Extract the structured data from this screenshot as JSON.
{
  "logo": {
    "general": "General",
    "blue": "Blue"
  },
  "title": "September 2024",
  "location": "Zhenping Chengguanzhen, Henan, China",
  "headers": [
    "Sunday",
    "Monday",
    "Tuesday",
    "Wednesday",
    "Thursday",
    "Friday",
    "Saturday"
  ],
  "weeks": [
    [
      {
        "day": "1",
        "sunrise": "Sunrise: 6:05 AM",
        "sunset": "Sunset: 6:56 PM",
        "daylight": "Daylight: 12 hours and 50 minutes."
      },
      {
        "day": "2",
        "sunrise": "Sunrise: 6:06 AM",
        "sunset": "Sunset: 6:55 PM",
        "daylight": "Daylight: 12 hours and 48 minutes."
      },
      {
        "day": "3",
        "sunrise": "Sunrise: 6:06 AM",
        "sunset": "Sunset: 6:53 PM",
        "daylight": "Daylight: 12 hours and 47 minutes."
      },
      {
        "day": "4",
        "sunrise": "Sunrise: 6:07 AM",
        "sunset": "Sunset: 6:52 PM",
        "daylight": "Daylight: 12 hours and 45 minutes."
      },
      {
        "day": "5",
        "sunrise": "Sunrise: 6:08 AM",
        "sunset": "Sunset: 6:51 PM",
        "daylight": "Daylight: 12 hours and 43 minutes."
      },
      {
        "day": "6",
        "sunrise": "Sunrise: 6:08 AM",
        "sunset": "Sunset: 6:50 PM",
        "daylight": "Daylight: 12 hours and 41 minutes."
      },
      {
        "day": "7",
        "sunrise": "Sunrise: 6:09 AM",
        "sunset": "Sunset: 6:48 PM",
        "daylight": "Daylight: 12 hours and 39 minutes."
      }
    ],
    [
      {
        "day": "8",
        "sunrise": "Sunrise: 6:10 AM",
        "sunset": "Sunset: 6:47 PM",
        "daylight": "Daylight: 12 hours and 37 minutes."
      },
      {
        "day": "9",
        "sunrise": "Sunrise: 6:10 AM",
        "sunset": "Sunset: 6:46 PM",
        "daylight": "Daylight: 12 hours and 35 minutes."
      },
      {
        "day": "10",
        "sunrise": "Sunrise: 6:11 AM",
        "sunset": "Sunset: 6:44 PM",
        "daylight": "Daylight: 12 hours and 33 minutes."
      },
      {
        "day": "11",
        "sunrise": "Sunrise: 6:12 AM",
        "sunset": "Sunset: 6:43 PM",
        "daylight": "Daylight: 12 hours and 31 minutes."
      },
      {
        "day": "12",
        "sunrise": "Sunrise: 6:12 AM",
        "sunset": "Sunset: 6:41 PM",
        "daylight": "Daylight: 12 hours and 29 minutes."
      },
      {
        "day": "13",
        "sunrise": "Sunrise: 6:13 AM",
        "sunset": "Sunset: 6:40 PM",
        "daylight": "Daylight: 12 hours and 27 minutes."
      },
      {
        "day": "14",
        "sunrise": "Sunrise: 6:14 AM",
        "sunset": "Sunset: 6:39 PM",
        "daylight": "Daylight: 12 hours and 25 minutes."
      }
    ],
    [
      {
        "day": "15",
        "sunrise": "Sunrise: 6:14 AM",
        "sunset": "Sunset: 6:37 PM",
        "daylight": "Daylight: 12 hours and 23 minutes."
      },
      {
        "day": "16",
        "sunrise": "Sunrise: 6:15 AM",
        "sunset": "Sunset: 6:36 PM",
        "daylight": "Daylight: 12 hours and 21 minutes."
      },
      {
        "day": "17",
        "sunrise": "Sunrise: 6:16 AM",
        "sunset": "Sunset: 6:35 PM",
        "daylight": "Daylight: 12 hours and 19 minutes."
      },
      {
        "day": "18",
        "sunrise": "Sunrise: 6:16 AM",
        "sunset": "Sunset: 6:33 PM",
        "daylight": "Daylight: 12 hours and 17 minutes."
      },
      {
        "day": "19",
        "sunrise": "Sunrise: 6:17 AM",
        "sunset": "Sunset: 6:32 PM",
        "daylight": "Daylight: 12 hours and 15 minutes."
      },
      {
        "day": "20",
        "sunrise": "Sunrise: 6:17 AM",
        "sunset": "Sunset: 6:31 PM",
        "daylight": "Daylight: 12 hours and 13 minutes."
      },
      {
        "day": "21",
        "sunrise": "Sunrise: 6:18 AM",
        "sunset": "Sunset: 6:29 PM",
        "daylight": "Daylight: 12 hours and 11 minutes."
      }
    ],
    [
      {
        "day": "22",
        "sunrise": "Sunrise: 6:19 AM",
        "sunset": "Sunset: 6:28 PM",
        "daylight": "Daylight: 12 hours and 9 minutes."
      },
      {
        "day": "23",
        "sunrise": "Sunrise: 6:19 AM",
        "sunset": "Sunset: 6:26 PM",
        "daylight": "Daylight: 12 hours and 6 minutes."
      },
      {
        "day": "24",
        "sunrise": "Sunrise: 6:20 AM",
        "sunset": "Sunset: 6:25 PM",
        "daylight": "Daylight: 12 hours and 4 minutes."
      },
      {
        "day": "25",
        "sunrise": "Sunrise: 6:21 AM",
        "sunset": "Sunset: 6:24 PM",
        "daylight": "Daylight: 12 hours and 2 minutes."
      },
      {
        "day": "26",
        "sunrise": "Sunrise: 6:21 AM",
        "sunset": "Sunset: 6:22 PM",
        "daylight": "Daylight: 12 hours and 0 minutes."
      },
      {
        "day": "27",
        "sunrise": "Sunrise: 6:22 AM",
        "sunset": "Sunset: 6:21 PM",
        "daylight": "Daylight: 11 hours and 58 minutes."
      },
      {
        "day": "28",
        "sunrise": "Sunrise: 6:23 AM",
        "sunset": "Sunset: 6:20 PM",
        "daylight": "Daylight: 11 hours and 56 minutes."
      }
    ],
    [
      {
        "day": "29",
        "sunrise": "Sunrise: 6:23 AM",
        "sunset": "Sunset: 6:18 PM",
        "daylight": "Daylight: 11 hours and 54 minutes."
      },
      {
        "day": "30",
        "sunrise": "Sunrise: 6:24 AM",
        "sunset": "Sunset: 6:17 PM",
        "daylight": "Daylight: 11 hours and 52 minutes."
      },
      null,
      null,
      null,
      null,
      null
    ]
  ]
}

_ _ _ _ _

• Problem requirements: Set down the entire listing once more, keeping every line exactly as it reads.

• Answer box:
Extract the structured data from this screenshot as JSON.
{
  "logo": {
    "general": "General",
    "blue": "Blue"
  },
  "title": "September 2024",
  "location": "Zhenping Chengguanzhen, Henan, China",
  "headers": [
    "Sunday",
    "Monday",
    "Tuesday",
    "Wednesday",
    "Thursday",
    "Friday",
    "Saturday"
  ],
  "weeks": [
    [
      {
        "day": "1",
        "sunrise": "Sunrise: 6:05 AM",
        "sunset": "Sunset: 6:56 PM",
        "daylight": "Daylight: 12 hours and 50 minutes."
      },
      {
        "day": "2",
        "sunrise": "Sunrise: 6:06 AM",
        "sunset": "Sunset: 6:55 PM",
        "daylight": "Daylight: 12 hours and 48 minutes."
      },
      {
        "day": "3",
        "sunrise": "Sunrise: 6:06 AM",
        "sunset": "Sunset: 6:53 PM",
        "daylight": "Daylight: 12 hours and 47 minutes."
      },
      {
        "day": "4",
        "sunrise": "Sunrise: 6:07 AM",
        "sunset": "Sunset: 6:52 PM",
        "daylight": "Daylight: 12 hours and 45 minutes."
      },
      {
        "day": "5",
        "sunrise": "Sunrise: 6:08 AM",
        "sunset": "Sunset: 6:51 PM",
        "daylight": "Daylight: 12 hours and 43 minutes."
      },
      {
        "day": "6",
        "sunrise": "Sunrise: 6:08 AM",
        "sunset": "Sunset: 6:50 PM",
        "daylight": "Daylight: 12 hours and 41 minutes."
      },
      {
        "day": "7",
        "sunrise": "Sunrise: 6:09 AM",
        "sunset": "Sunset: 6:48 PM",
        "daylight": "Daylight: 12 hours and 39 minutes."
      }
    ],
    [
      {
        "day": "8",
        "sunrise": "Sunrise: 6:10 AM",
        "sunset": "Sunset: 6:47 PM",
        "daylight": "Daylight: 12 hours and 37 minutes."
      },
      {
        "day": "9",
        "sunrise": "Sunrise: 6:10 AM",
        "sunset": "Sunset: 6:46 PM",
        "daylight": "Daylight: 12 hours and 35 minutes."
      },
      {
        "day": "10",
        "sunrise": "Sunrise: 6:11 AM",
        "sunset": "Sunset: 6:44 PM",
        "daylight": "Daylight: 12 hours and 33 minutes."
      },
      {
        "day": "11",
        "sunrise": "Sunrise: 6:12 AM",
        "sunset": "Sunset: 6:43 PM",
        "daylight": "Daylight: 12 hours and 31 minutes."
      },
      {
        "day": "12",
        "sunrise": "Sunrise: 6:12 AM",
        "sunset": "Sunset: 6:41 PM",
        "daylight": "Daylight: 12 hours and 29 minutes."
      },
      {
        "day": "13",
        "sunrise": "Sunrise: 6:13 AM",
        "sunset": "Sunset: 6:40 PM",
        "daylight": "Daylight: 12 hours and 27 minutes."
      },
      {
        "day": "14",
        "sunrise": "Sunrise: 6:14 AM",
        "sunset": "Sunset: 6:39 PM",
        "daylight": "Daylight: 12 hours and 25 minutes."
      }
    ],
    [
      {
        "day": "15",
        "sunrise": "Sunrise: 6:14 AM",
        "sunset": "Sunset: 6:37 PM",
        "daylight": "Daylight: 12 hours and 23 minutes."
      },
      {
        "day": "16",
        "sunrise": "Sunrise: 6:15 AM",
        "sunset": "Sunset: 6:36 PM",
        "daylight": "Daylight: 12 hours and 21 minutes."
      },
      {
        "day": "17",
        "sunrise": "Sunrise: 6:16 AM",
        "sunset": "Sunset: 6:35 PM",
        "daylight": "Daylight: 12 hours and 19 minutes."
      },
      {
        "day": "18",
        "sunrise": "Sunrise: 6:16 AM",
        "sunset": "Sunset: 6:33 PM",
        "daylight": "Daylight: 12 hours and 17 minutes."
      },
      {
        "day": "19",
        "sunrise": "Sunrise: 6:17 AM",
        "sunset": "Sunset: 6:32 PM",
        "daylight": "Daylight: 12 hours and 15 minutes."
      },
      {
        "day": "20",
        "sunrise": "Sunrise: 6:17 AM",
        "sunset": "Sunset: 6:31 PM",
        "daylight": "Daylight: 12 hours and 13 minutes."
      },
      {
        "day": "21",
        "sunrise": "Sunrise: 6:18 AM",
        "sunset": "Sunset: 6:29 PM",
        "daylight": "Daylight: 12 hours and 11 minutes."
      }
    ],
    [
      {
        "day": "22",
        "sunrise": "Sunrise: 6:19 AM",
        "sunset": "Sunset: 6:28 PM",
        "daylight": "Daylight: 12 hours and 9 minutes."
      },
      {
        "day": "23",
        "sunrise": "Sunrise: 6:19 AM",
        "sunset": "Sunset: 6:26 PM",
        "daylight": "Daylight: 12 hours and 6 minutes."
      },
      {
        "day": "24",
        "sunrise": "Sunrise: 6:20 AM",
        "sunset": "Sunset: 6:25 PM",
        "daylight": "Daylight: 12 hours and 4 minutes."
      },
      {
        "day": "25",
        "sunrise": "Sunrise: 6:21 AM",
        "sunset": "Sunset: 6:24 PM",
        "daylight": "Daylight: 12 hours and 2 minutes."
      },
      {
        "day": "26",
        "sunrise": "Sunrise: 6:21 AM",
        "sunset": "Sunset: 6:22 PM",
        "daylight": "Daylight: 12 hours and 0 minutes."
      },
      {
        "day": "27",
        "sunrise": "Sunrise: 6:22 AM",
        "sunset": "Sunset: 6:21 PM",
        "daylight": "Daylight: 11 hours and 58 minutes."
      },
      {
        "day": "28",
        "sunrise": "Sunrise: 6:23 AM",
        "sunset": "Sunset: 6:20 PM",
        "daylight": "Daylight: 11 hours and 56 minutes."
      }
    ],
    [
      {
        "day": "29",
        "sunrise": "Sunrise: 6:23 AM",
        "sunset": "Sunset: 6:18 PM",
        "daylight": "Daylight: 11 hours and 54 minutes."
      },
      {
        "day": "30",
        "sunrise": "Sunrise: 6:24 AM",
        "sunset": "Sunset: 6:17 PM",
        "daylight": "Daylight: 11 hours and 52 minutes."
      },
      null,
      null,
      null,
      null,
      null
    ]
  ]
}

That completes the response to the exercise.